Treasurer Josh Frydenberg and backbencher Gladys Liu have conceded that controversial Chinese-language signs they put up at voting booths on the day of the federal election had the wrong translations.
In filings made in the Federal Court on Wednesday, Mr Frydenberg and Ms Liu said that the signs “intended the following translation: to make your vote count, put a one next to the Liberal Party candidate”, but the signs, which were in Australian Electoral Commission colours, told voters that “the correct voting method” was to put a one next to the Liberal candidate.

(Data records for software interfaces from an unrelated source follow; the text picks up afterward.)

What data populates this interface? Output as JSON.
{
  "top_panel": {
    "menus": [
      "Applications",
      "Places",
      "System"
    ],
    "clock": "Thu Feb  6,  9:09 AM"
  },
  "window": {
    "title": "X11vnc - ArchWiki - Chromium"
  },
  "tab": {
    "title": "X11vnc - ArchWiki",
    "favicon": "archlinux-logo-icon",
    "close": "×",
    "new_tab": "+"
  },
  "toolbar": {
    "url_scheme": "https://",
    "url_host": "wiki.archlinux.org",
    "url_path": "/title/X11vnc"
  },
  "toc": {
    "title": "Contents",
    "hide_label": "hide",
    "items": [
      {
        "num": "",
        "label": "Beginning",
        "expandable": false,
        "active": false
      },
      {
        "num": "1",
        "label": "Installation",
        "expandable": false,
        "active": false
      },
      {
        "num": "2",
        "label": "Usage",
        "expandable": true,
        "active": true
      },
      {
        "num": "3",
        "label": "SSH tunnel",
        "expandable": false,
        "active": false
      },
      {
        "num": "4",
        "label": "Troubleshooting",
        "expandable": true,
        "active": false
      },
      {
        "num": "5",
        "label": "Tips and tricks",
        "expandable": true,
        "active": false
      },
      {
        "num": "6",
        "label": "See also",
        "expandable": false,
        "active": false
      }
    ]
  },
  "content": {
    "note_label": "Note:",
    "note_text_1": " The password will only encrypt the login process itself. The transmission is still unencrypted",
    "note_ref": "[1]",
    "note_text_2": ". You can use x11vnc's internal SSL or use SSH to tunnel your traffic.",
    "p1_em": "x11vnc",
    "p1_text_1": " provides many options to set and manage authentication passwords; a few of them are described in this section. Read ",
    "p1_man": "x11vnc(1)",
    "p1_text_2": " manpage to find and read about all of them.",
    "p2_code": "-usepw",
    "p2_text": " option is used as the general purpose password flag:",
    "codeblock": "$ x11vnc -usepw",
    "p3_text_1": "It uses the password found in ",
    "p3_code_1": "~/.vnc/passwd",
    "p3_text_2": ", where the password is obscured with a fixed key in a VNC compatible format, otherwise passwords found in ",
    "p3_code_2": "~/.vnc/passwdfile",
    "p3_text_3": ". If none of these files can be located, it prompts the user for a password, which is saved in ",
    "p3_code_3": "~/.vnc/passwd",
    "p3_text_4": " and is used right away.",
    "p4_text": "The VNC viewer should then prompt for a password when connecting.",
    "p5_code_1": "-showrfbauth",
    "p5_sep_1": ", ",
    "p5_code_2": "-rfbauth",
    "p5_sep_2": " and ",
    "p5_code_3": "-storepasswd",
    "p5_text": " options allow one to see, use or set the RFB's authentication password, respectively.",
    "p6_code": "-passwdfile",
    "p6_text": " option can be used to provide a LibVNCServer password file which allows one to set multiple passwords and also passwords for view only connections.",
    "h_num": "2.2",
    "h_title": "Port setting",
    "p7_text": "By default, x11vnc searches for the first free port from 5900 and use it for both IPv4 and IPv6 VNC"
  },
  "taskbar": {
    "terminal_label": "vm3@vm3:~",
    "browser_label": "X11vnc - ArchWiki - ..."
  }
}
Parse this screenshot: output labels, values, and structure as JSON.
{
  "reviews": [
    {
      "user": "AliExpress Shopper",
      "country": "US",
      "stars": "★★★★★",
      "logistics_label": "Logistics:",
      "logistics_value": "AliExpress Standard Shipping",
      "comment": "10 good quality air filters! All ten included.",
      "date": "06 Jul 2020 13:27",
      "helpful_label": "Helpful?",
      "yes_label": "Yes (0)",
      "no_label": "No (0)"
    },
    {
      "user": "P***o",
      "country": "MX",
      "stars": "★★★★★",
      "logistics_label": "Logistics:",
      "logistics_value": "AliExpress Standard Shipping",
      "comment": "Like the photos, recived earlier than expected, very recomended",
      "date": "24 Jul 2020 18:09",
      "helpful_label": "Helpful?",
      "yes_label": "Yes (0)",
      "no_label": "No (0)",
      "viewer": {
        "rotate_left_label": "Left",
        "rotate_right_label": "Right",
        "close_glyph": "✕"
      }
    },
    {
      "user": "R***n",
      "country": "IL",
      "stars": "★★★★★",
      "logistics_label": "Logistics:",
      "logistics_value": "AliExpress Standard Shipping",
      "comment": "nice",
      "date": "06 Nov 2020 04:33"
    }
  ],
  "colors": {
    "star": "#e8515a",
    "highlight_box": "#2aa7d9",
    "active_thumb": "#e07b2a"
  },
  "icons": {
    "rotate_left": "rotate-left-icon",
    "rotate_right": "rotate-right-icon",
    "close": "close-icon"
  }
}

…Ms Liu’s tight election win is being challenged by a voter in the seat of Chisholm, Vanessa Garbett, who has previously been involved in the union movement.
Had 546 voters cast their ballot for Labor instead of Ms Liu she would not have won the seat, AEC results show.
About 20 per cent of the people living in the electorate where the Chinese-language signs appeared spoke either Mandarin or Cantonese at home, according to the 2016 Census.
Still more lies at SBS:
The Chinese-language signs bore a resemblance to the Australian Electoral Commission’s official colours of purple and white, had no Liberal identification and did not refer to Liberal candidates by name or policies.
But according to The Guardian, the two MPs challenged the idea that it was “the same colour scheme” instead saying it was “similar”.
“Other parties have used purple and white signs on polling booths,” the defence reportedly said.
The pair allegedly contended that the Liberal Party’s acting Victorian director Simon Frost “did not set out to mislead any voter” with the signs.
“Rather, Mr Frost sought to explain to voters who could read Chinese and who were considering voting for the Liberal party how to do so in a valid way, and also to encourage voters who had not yet made up their mind to vote for the Liberal party.”
By-elections for both, please. Let’s test how much the denizens of Chisholm really want to be represented by a “double agent”.